For most of us, though, the Suunto 7’s tracking is more than accurate enough to give you an idea not only of how you’re performing right now, but how you’re improving along the way.
Though battery life will largely depend on how you use the smartwatch, I found the Suunto 7 would last around a day and a half before needing a top-up – although the company claims you can squeeze 2 days out of it at a push. That includes regular notification checking, tracking an outdoor run with GPS enabled and using the watch to control music playback too.
That’s a little bit better than what you’ll get from an Apple Watch Series 6, but there’s a key difference here: the Apple Watch Series 6 offers always-on display functionality, or at least a version of it, while the Suunto 7 has a raise to wake feature enabled by default.

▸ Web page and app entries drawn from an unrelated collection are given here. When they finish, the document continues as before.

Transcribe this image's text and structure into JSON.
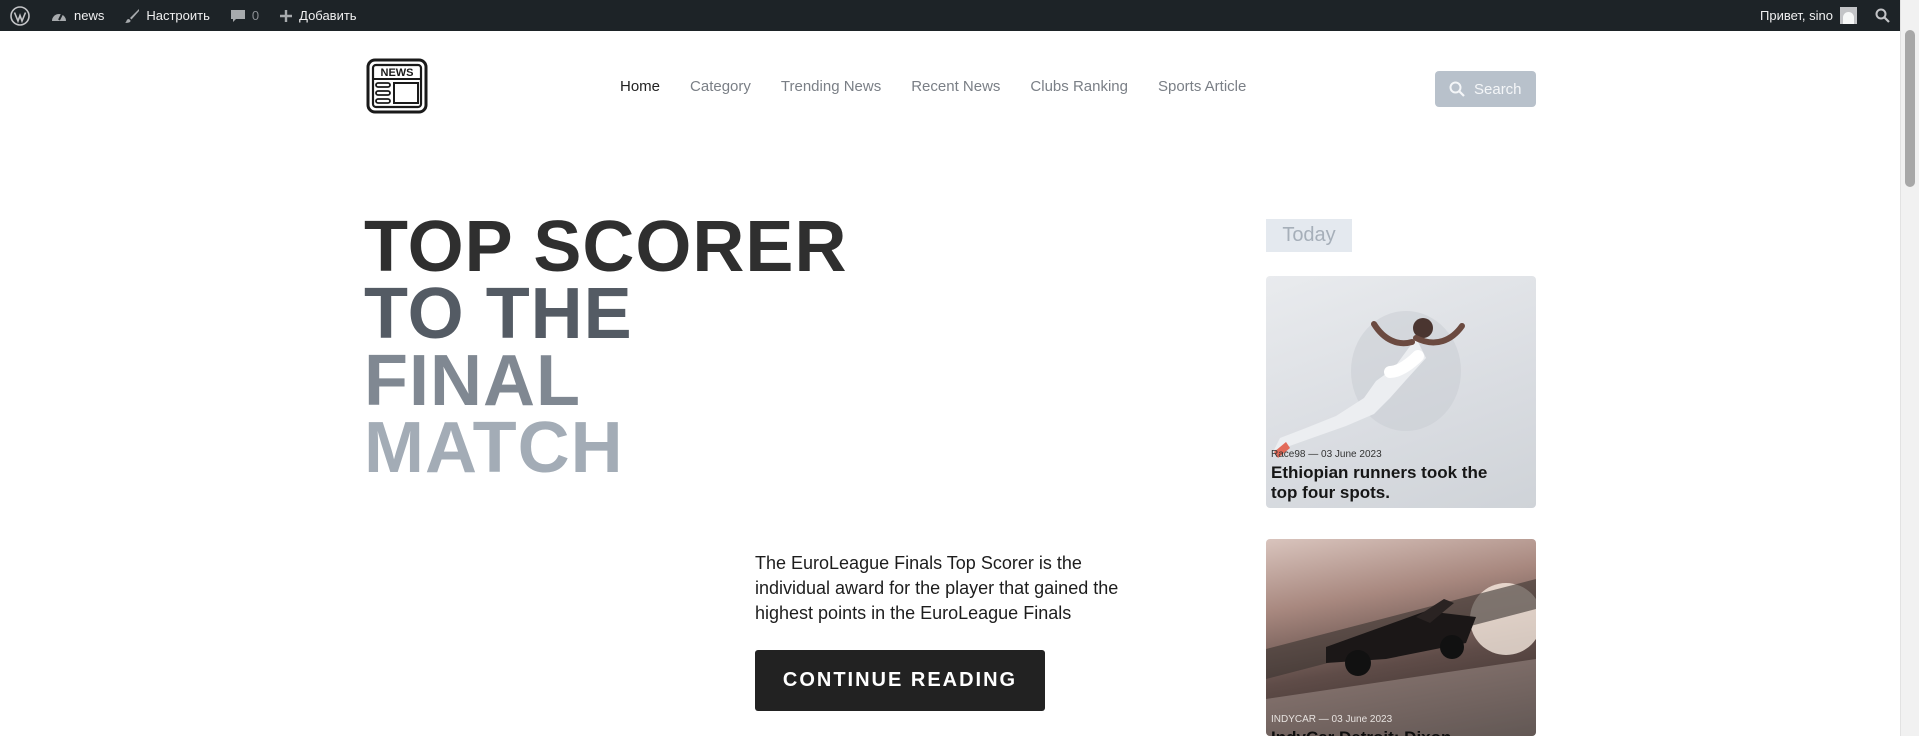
{
  "adminbar": {
    "items": [
      {
        "icon": "wordpress-logo-icon"
      },
      {
        "icon": "dashboard-icon",
        "label": "news"
      },
      {
        "icon": "brush-icon",
        "label": "Настроить"
      },
      {
        "icon": "comment-icon",
        "count": "0"
      },
      {
        "icon": "plus-icon",
        "label": "Добавить"
      }
    ],
    "greeting": "Привет, sino"
  },
  "header": {
    "logo_text": "NEWS",
    "nav": [
      "Home",
      "Category",
      "Trending News",
      "Recent News",
      "Clubs Ranking",
      "Sports Article"
    ],
    "active_nav": "Home",
    "search_label": "Search"
  },
  "hero": {
    "title_lines": [
      "TOP SCORER",
      "TO THE",
      "FINAL",
      "MATCH"
    ],
    "excerpt": "The EuroLeague Finals Top Scorer is the individual award for the player that gained the highest points in the EuroLeague Finals",
    "cta": "CONTINUE READING"
  },
  "sidebar": {
    "today_label": "Today",
    "cards": [
      {
        "meta": "Race98 — 03 June 2023",
        "title": "Ethiopian runners took the top four spots."
      },
      {
        "meta": "INDYCAR — 03 June 2023",
        "title": "IndyCar Detroit: Dixon quickest in first practice"
      }
    ]
  },
  "colors": {
    "adminbar_bg": "#1d2327",
    "cta_bg": "#222222",
    "search_bg": "#b8c1cb",
    "today_bg": "#e4e9ef"
  }
}
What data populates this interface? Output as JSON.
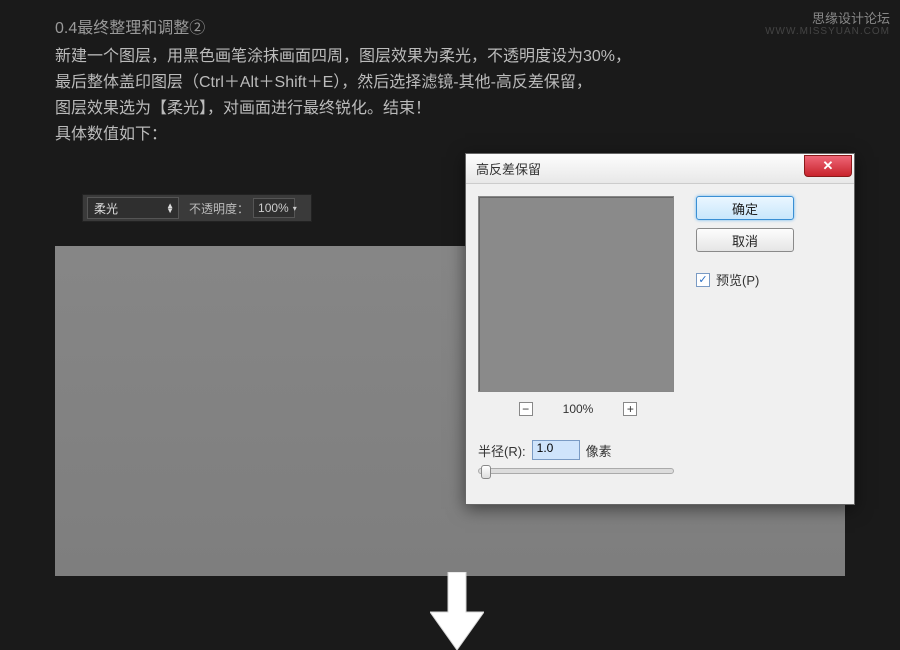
{
  "watermark": "思缘设计论坛",
  "watermark_url": "WWW.MISSYUAN.COM",
  "heading": "0.4最终整理和调整②",
  "paragraph_1": "新建一个图层，用黑色画笔涂抹画面四周，图层效果为柔光，不透明度设为30%，",
  "paragraph_2": "最后整体盖印图层（Ctrl＋Alt＋Shift＋E），然后选择滤镜-其他-高反差保留，",
  "paragraph_3": "图层效果选为【柔光】，对画面进行最终锐化。结束！",
  "paragraph_4": "具体数值如下：",
  "toolbar": {
    "blend_mode": "柔光",
    "opacity_label": "不透明度：",
    "opacity_value": "100%"
  },
  "dialog": {
    "title": "高反差保留",
    "ok": "确定",
    "cancel": "取消",
    "preview_label": "预览(P)",
    "preview_checked": "✓",
    "zoom_level": "100%",
    "radius_label": "半径(R):",
    "radius_value": "1.0",
    "radius_unit": "像素"
  }
}
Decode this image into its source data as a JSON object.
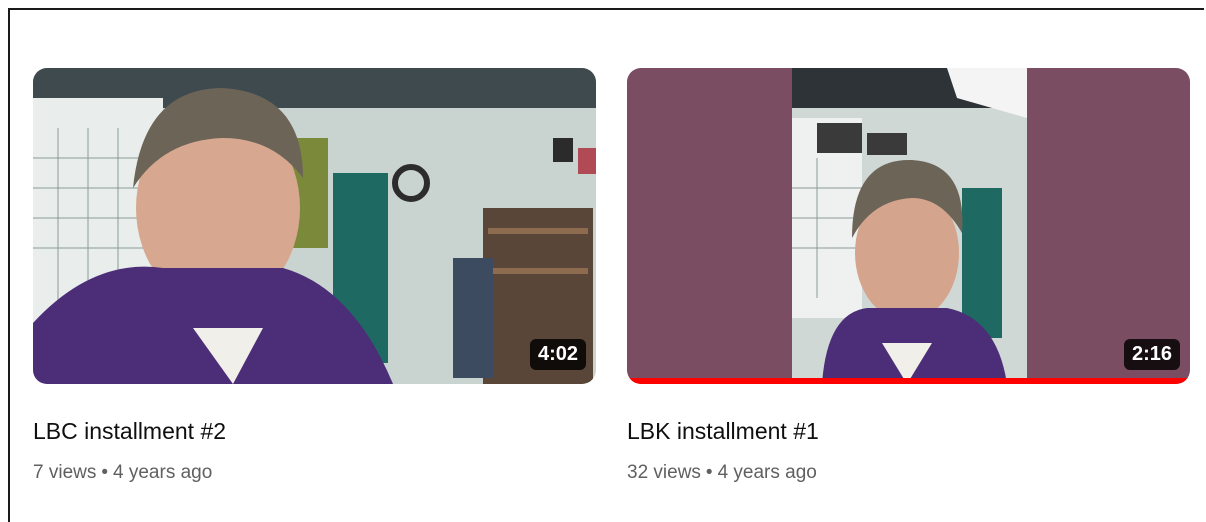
{
  "videos": [
    {
      "title": "LBC installment #2",
      "views": "7 views",
      "separator": "•",
      "age": "4 years ago",
      "duration": "4:02",
      "watched_fraction": 0
    },
    {
      "title": "LBK installment #1",
      "views": "32 views",
      "separator": "•",
      "age": "4 years ago",
      "duration": "2:16",
      "watched_fraction": 1.0
    }
  ],
  "colors": {
    "progress": "#ff0000",
    "pillarbox": "#7a4d62",
    "sweater": "#4b2d78"
  }
}
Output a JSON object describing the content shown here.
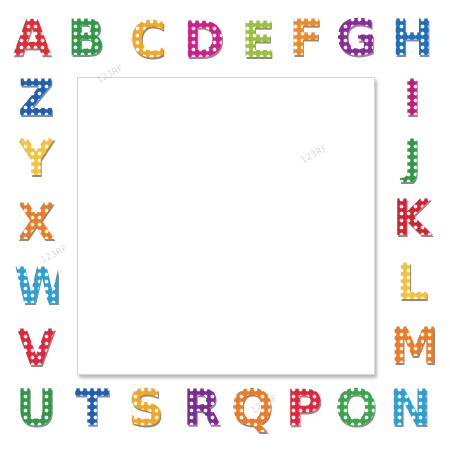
{
  "letters": [
    {
      "char": "A",
      "color": "#e32b36"
    },
    {
      "char": "B",
      "color": "#2f9a45"
    },
    {
      "char": "C",
      "color": "#f5a623"
    },
    {
      "char": "D",
      "color": "#d11e8a"
    },
    {
      "char": "E",
      "color": "#9bc33a"
    },
    {
      "char": "F",
      "color": "#f08a23"
    },
    {
      "char": "G",
      "color": "#8a2a9c"
    },
    {
      "char": "H",
      "color": "#1f6fc1"
    },
    {
      "char": "I",
      "color": "#c01c78"
    },
    {
      "char": "J",
      "color": "#2f9a45"
    },
    {
      "char": "K",
      "color": "#d8212f"
    },
    {
      "char": "L",
      "color": "#f5c23a"
    },
    {
      "char": "M",
      "color": "#f07a22"
    },
    {
      "char": "N",
      "color": "#2aa0d8"
    },
    {
      "char": "O",
      "color": "#3aa64a"
    },
    {
      "char": "P",
      "color": "#e3243a"
    },
    {
      "char": "Q",
      "color": "#f07a22"
    },
    {
      "char": "R",
      "color": "#7b2b92"
    },
    {
      "char": "S",
      "color": "#f5a623"
    },
    {
      "char": "T",
      "color": "#1f5fb5"
    },
    {
      "char": "U",
      "color": "#2f9a45"
    },
    {
      "char": "V",
      "color": "#e3243a"
    },
    {
      "char": "W",
      "color": "#2aa0d8"
    },
    {
      "char": "X",
      "color": "#f07a22"
    },
    {
      "char": "Y",
      "color": "#f5c23a"
    },
    {
      "char": "Z",
      "color": "#1f5fb5"
    }
  ],
  "watermark": "123RF"
}
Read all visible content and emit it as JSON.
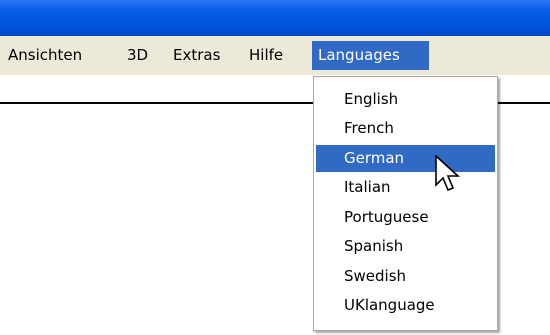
{
  "menubar": {
    "items": [
      {
        "label": "Ansichten"
      },
      {
        "label": "3D"
      },
      {
        "label": "Extras"
      },
      {
        "label": "Hilfe"
      },
      {
        "label": "Languages",
        "active": true
      }
    ]
  },
  "languages_menu": {
    "items": [
      {
        "label": "English"
      },
      {
        "label": "French"
      },
      {
        "label": "German",
        "highlighted": true
      },
      {
        "label": "Italian"
      },
      {
        "label": "Portuguese"
      },
      {
        "label": "Spanish"
      },
      {
        "label": "Swedish"
      },
      {
        "label": "UKlanguage"
      }
    ]
  },
  "colors": {
    "titlebar": "#0054e3",
    "menubar": "#ece9d8",
    "highlight": "#316ac5"
  },
  "icons": {
    "cursor": "arrow-cursor-icon"
  }
}
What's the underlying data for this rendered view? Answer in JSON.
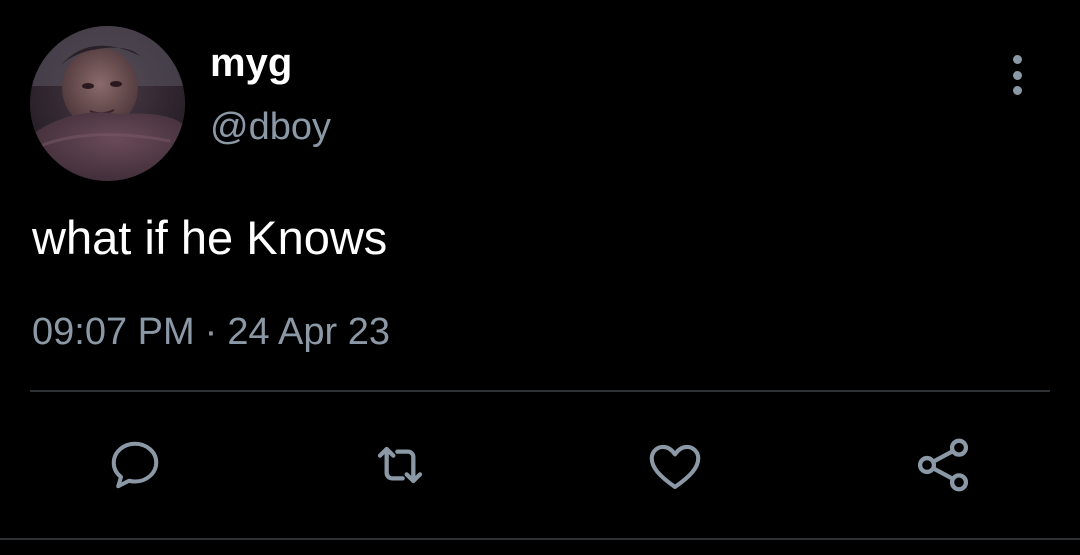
{
  "tweet": {
    "display_name": "myg",
    "handle": "@dboy",
    "text": "what if he Knows",
    "time": "09:07 PM",
    "separator": "·",
    "date": "24 Apr 23"
  },
  "icons": {
    "more": "more-vertical-icon",
    "reply": "reply-icon",
    "retweet": "retweet-icon",
    "like": "heart-icon",
    "share": "share-icon"
  },
  "colors": {
    "background": "#000000",
    "primary_text": "#ffffff",
    "secondary_text": "#8b98a5",
    "divider": "#2f3336"
  }
}
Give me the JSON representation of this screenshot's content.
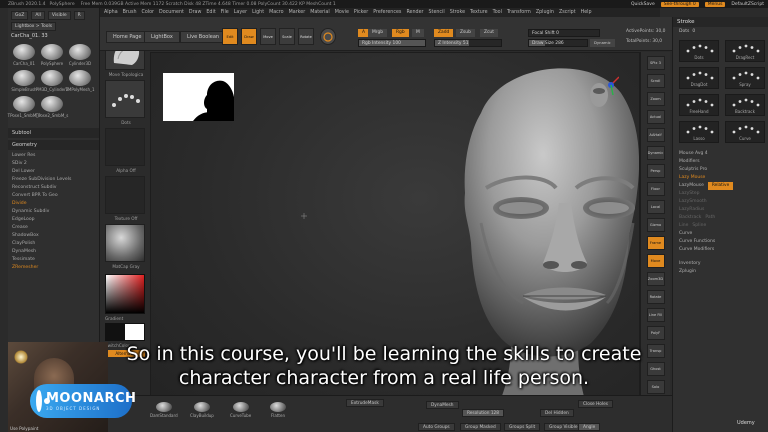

That means the screen will be completely black most of the time, with a flick of the wrist needed to wake it up.
That’s not as bad as it could be with reliable wrist-raising detection, but it certainly doesn’t have the finesse as an always-on display, and it doesn’t offer true multi-day battery life as a benefit. For context, the Fitbit Sense lasts over six days and features a similar setup to Suunto’s option.
When the Suunto 7 does need a top-up, the proprietary charger snaps into place thanks to built-in magnets, and it’ll provide a full 0-100 percent charge in around an hour and a half.
The Suunto 7 is available to buy right now, either directly from Suunto or via retailers including John Lewis in the UK. It is at the high end of the wearable market at £429/$499, putting it in line with the likes of the £379/$399 Apple Watch Series 6 and £399/$399 Samsung Galaxy Watch 3.
It doesn’t quite have the same finesse in the design department, but if you’re a keen outdoor runner, there’s a lot to like about the Suunto 7 – especially when it comes to custom route tracking and the ability to control most aspects of fitness tracking by physical buttons, negating the need to remove gloves on cold winter runs to interact with the watch.
To see how the Suunto 7 compares to the competition, we outline the best smartwatches and best fitness trackers in more detail separately.
The Suunto 7 is a great all-weather GPS smartwatch designed for the outdoors, but despite the rugged look, it’s actually quite thin and lightweight. In fact, with five colour options available, I’d go as far as to say it’s borderline stylish. At the centre you’ll find a 1.39in AMOLED display that’s bright, detailed and doesn’t struggle in direct sunlight – although that just makes it all the more disappointing that the two-day battery life isn’t tailored to always-on functionality.
It runs Google’s Wear OS, making for a great overall experience complete with a range of third-party apps available to download on the standalone Play Store built into the watch. It uses Google Fit for everyday fitness tracking, but it’s Suunto’s own exercise app that’s most impressive.
It boasts unique features like the ability to design custom routes to run along via the Suunto app, and the inclusion of four side-mounted buttons that control just about every aspect of exercise tracking means you won’t need to raise your wrist and use the touchscreen to interact with the watch during workouts.
Pair that with accurate tracking and a bevvy of stats to delve into, either on the watch or on the accompanying app, and you’ve got a great GPS running watch.
It is on the expensive side though, and considering there are GPS smartwatches that last 5+ days on a single charge, I’d have liked to have seen better performance on the battery life front. But still, at 1.5 days, it’ll likely be enough for the average consumer.
Suunto 7: Specs
50 x 50 x 13.35mm
1.39in AMOLED display (439 x 439)
Built-in optical heart rate sensor
5ATM water resistance
Wear OS with Suunto app integration
Two-day battery life
90-minute charge time
Available in five colours